There isn’t supposed to be much news in the last week of August.  This past week was different.

I intended to continue the discussion of information fiduciaries, but there were too many other interesting links on a different subject: media companies are continuing the trend of independence from tech platforms.

This week, Timehop builds their own ad server, Quartz starts a paid newsletter, Google’s ad tracking expands, a local newspaper group tries to raise its own capital from the public, and Twitter announces a political ad policy that’s (helpfully) different than Facebook’s.

One tiny piece of analysis on the last one.  Twitter is doing two interesting things: defining news organizations and recognizing that they have a different place in society than other commercial entities.

This is a Good Thing.

Happy Labor Day (to those of you in the U.S.), and, for those Minnesotans amongst us, regards from the Turkey To Go booth at the Great Minnesota Get Together!

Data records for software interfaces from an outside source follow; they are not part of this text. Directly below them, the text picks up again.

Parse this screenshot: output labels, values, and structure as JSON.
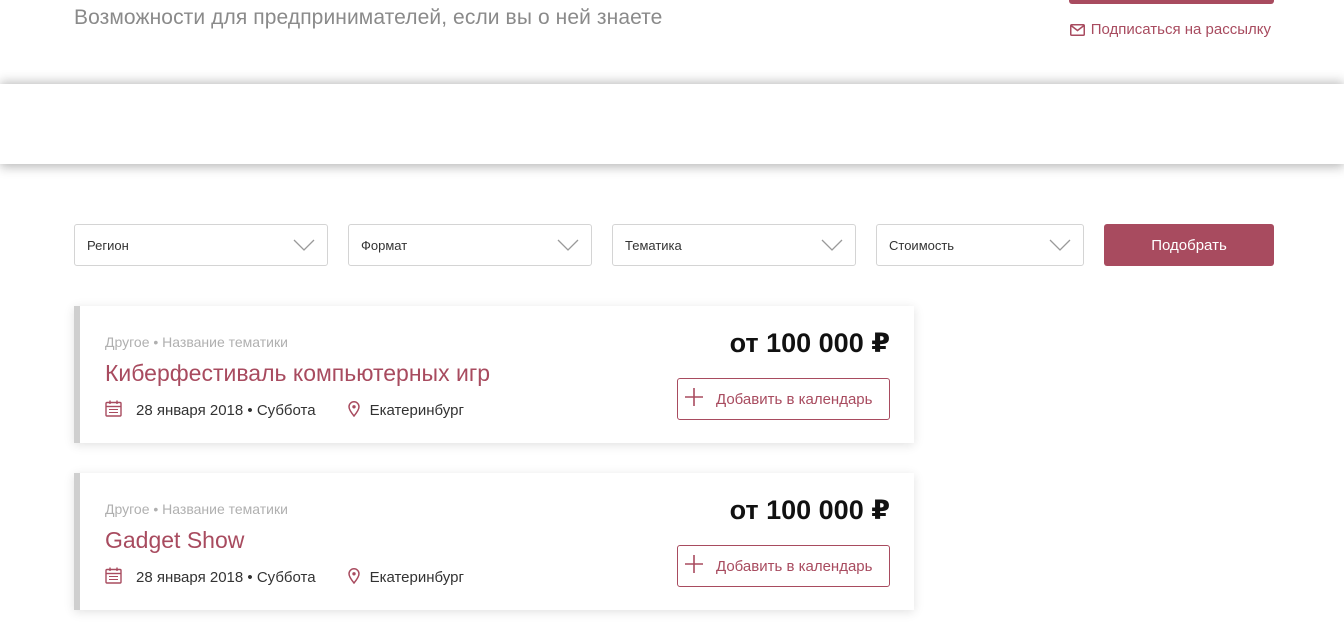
{
  "header": {
    "tagline": "Возможности для предпринимателей, если вы о ней знаете",
    "subscribe_label": "Подписаться на рассылку"
  },
  "filters": {
    "region": "Регион",
    "format": "Формат",
    "topic": "Тематика",
    "cost": "Стоимость",
    "submit_label": "Подобрать"
  },
  "events": [
    {
      "category": "Другое • Название тематики",
      "title": "Киберфестиваль компьютерных игр",
      "date": "28 января 2018 • Суббота",
      "city": "Екатеринбург",
      "price": "от 100 000 ₽",
      "add_label": "Добавить в календарь"
    },
    {
      "category": "Другое • Название тематики",
      "title": "Gadget Show",
      "date": "28 января 2018 • Суббота",
      "city": "Екатеринбург",
      "price": "от 100 000 ₽",
      "add_label": "Добавить в календарь"
    }
  ],
  "colors": {
    "accent": "#a84b5f",
    "muted_text": "#8a8a8a",
    "border": "#d4d4d4"
  }
}
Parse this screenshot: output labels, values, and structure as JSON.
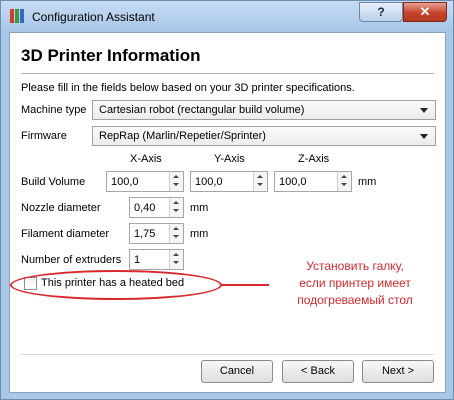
{
  "window": {
    "title": "Configuration Assistant",
    "help_label": "?",
    "close_label": "✕",
    "app_icon_colors": [
      "#d23b2e",
      "#3a9b3a",
      "#3566c4"
    ]
  },
  "page": {
    "title": "3D Printer Information",
    "intro": "Please fill in the fields below based on your 3D printer specifications."
  },
  "machine_type": {
    "label": "Machine type",
    "value": "Cartesian robot (rectangular build volume)"
  },
  "firmware": {
    "label": "Firmware",
    "value": "RepRap (Marlin/Repetier/Sprinter)"
  },
  "build_volume": {
    "label": "Build Volume",
    "axes": [
      "X-Axis",
      "Y-Axis",
      "Z-Axis"
    ],
    "values": [
      "100,0",
      "100,0",
      "100,0"
    ],
    "unit": "mm"
  },
  "nozzle": {
    "label": "Nozzle diameter",
    "value": "0,40",
    "unit": "mm"
  },
  "filament": {
    "label": "Filament diameter",
    "value": "1,75",
    "unit": "mm"
  },
  "extruders": {
    "label": "Number of extruders",
    "value": "1"
  },
  "heated_bed": {
    "label": "This printer has a heated bed",
    "checked": false
  },
  "annotation": {
    "lines": [
      "Установить галку,",
      "если принтер имеет",
      "подогреваемый стол"
    ],
    "color": "#d7282d"
  },
  "buttons": {
    "cancel": "Cancel",
    "back": "< Back",
    "next": "Next >"
  }
}
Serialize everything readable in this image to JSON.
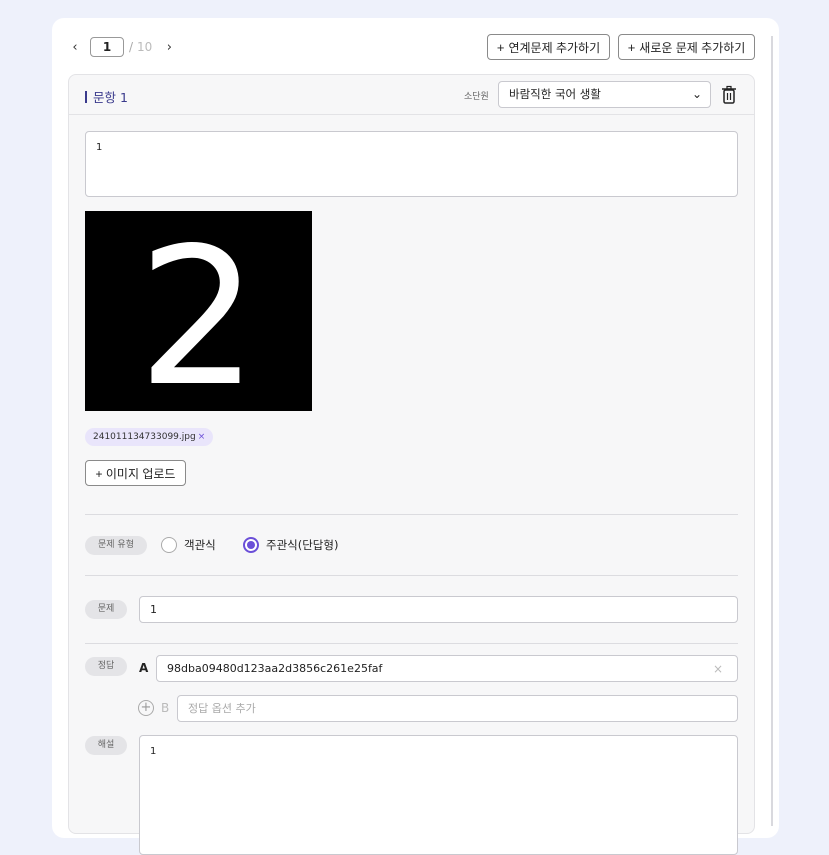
{
  "pager": {
    "current": "1",
    "separator": "/",
    "total": "10",
    "prev_icon": "chevron-left-icon",
    "next_icon": "chevron-right-icon"
  },
  "toolbar": {
    "plus": "+",
    "linked_label": "연계문제 추가하기",
    "new_label": "새로운 문제 추가하기"
  },
  "question": {
    "title": "문항 1",
    "unit_label": "소단원",
    "unit_value": "바람직한 국어 생활",
    "stem_text": "1",
    "image_digit": "2",
    "file_name": "241011134733099.jpg",
    "file_remove": "×",
    "upload_label": "+ 이미지 업로드"
  },
  "type_section": {
    "label": "문제 유형",
    "options": [
      "객관식",
      "주관식(단답형)"
    ],
    "selected": "주관식(단답형)"
  },
  "problem_section": {
    "label": "문제",
    "value": "1"
  },
  "answer_section": {
    "label": "정답",
    "answers": [
      {
        "letter": "A",
        "value": "98dba09480d123aa2d3856c261e25faf",
        "clear": "×"
      }
    ],
    "add_letter": "B",
    "add_placeholder": "정답 옵션 추가"
  },
  "explanation_section": {
    "label": "해설",
    "value": "1"
  },
  "colors": {
    "accent": "#6b4fd8",
    "title": "#3a3a8c",
    "background": "#eef1fb"
  }
}
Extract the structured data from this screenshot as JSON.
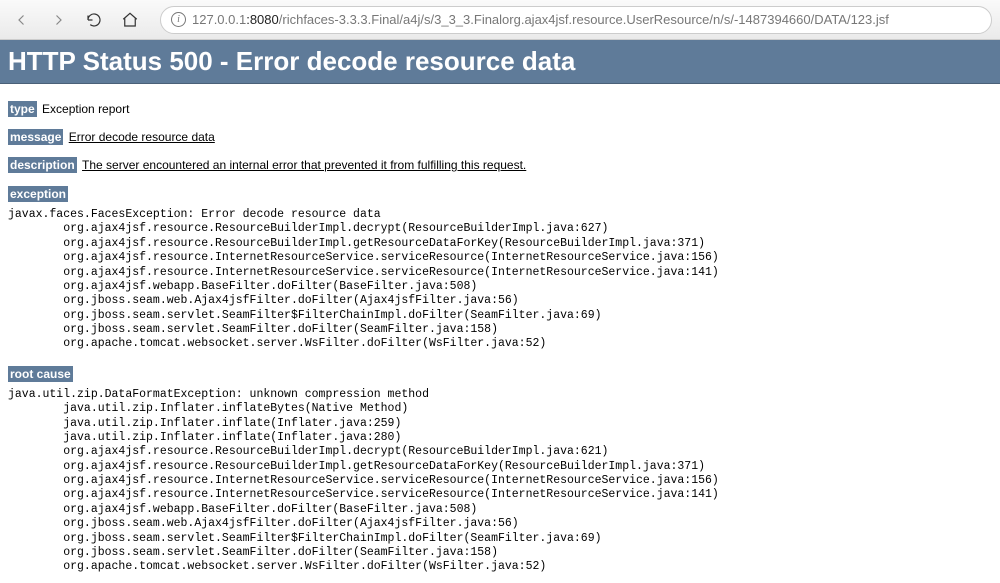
{
  "browser": {
    "url_prefix": "127.0.0.1",
    "url_host": ":8080",
    "url_path": "/richfaces-3.3.3.Final/a4j/s/3_3_3.Finalorg.ajax4jsf.resource.UserResource/n/s/-1487394660/DATA/123.jsf"
  },
  "page": {
    "banner": "HTTP Status 500 - Error decode resource data",
    "type_label": "type",
    "type_value": "Exception report",
    "message_label": "message",
    "message_value": "Error decode resource data",
    "description_label": "description",
    "description_value": "The server encountered an internal error that prevented it from fulfilling this request.",
    "exception_label": "exception",
    "exception_stack": "javax.faces.FacesException: Error decode resource data\n        org.ajax4jsf.resource.ResourceBuilderImpl.decrypt(ResourceBuilderImpl.java:627)\n        org.ajax4jsf.resource.ResourceBuilderImpl.getResourceDataForKey(ResourceBuilderImpl.java:371)\n        org.ajax4jsf.resource.InternetResourceService.serviceResource(InternetResourceService.java:156)\n        org.ajax4jsf.resource.InternetResourceService.serviceResource(InternetResourceService.java:141)\n        org.ajax4jsf.webapp.BaseFilter.doFilter(BaseFilter.java:508)\n        org.jboss.seam.web.Ajax4jsfFilter.doFilter(Ajax4jsfFilter.java:56)\n        org.jboss.seam.servlet.SeamFilter$FilterChainImpl.doFilter(SeamFilter.java:69)\n        org.jboss.seam.servlet.SeamFilter.doFilter(SeamFilter.java:158)\n        org.apache.tomcat.websocket.server.WsFilter.doFilter(WsFilter.java:52)",
    "root_cause_label": "root cause",
    "root_cause_stack": "java.util.zip.DataFormatException: unknown compression method\n        java.util.zip.Inflater.inflateBytes(Native Method)\n        java.util.zip.Inflater.inflate(Inflater.java:259)\n        java.util.zip.Inflater.inflate(Inflater.java:280)\n        org.ajax4jsf.resource.ResourceBuilderImpl.decrypt(ResourceBuilderImpl.java:621)\n        org.ajax4jsf.resource.ResourceBuilderImpl.getResourceDataForKey(ResourceBuilderImpl.java:371)\n        org.ajax4jsf.resource.InternetResourceService.serviceResource(InternetResourceService.java:156)\n        org.ajax4jsf.resource.InternetResourceService.serviceResource(InternetResourceService.java:141)\n        org.ajax4jsf.webapp.BaseFilter.doFilter(BaseFilter.java:508)\n        org.jboss.seam.web.Ajax4jsfFilter.doFilter(Ajax4jsfFilter.java:56)\n        org.jboss.seam.servlet.SeamFilter$FilterChainImpl.doFilter(SeamFilter.java:69)\n        org.jboss.seam.servlet.SeamFilter.doFilter(SeamFilter.java:158)\n        org.apache.tomcat.websocket.server.WsFilter.doFilter(WsFilter.java:52)"
  }
}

  • Twitter exempts news organizations from its new political advertising registration policy.
    • Ren LaForme at Poynter has a good overview.
    • In doing this, Twitter has defined what qualifies as a news organization.
    • This is in direct opposition to Facebook’s policy.
    • My biggest question: what will Twitter do about single-subject news organizations covering a controversial topic in depth? (Think, for example, of a News Deeply property.)
    • Anyone going through the process?  Let me know.
  • Digiday’s Kerry Flynn profile’s Timehop’s decision to run their own ad serving platform.
    • This is another facet for a bonafide trend: control
    • Digital publishers are owning and controlling the two keys to their business: the audience and revenue streams from it
    • While it’s easy to see how big publishers can get this done, the desires of small players to do this will create an opportunity for someone to help them.
  • Mark Bergen and Jennifer Surane shine a big spotlight on old news in Businessweek: Google buys credit card transaction data to link digital ads with brick-and-mortar purchases.
  • Sonoma West Publishers, a regional newspaper chain, started a direct public offering to raise capital.
    • Most interesting is the group’s plan for use of the proceeds.
    • I was surprised to see the plan calls for only $5,000 of spending on “new reader/community live event(s)”
    • We know how much these can drive revenue, and reach audiences.
    • I’m writing a piece on how else that money could be spent.  Know someone at Sonoma West?  Want to help me brainstorm?  Email.
  • Quartz creates a cryptocurrency newsletter… that is a paid subscription.  Very on trend.
    • Multiple revenue streams? ✅
    • Direct link to the audience? ✅
    • Focused on an audience that a distinct set of advertisers would like to reach? ✅


  • Apple AirPods are great… and they get disgustingly dirty.
  • Thanks to Working Paper reader Jonathan Friedlander for the tip: Blu Tack gets the detritus out.
  • The newly-clean earbuds sound much better, and have more volume.
  • Getting out the gunk is also remarkably satisfying. 😉


  • Hitlist has been turning up great fares from Chicago.
  • It alerts you when there are well-below-usual fares from your home airport.

I’m Reading

  • Sudomod. Online community doing really interesting hardware projects.

I’m Listening To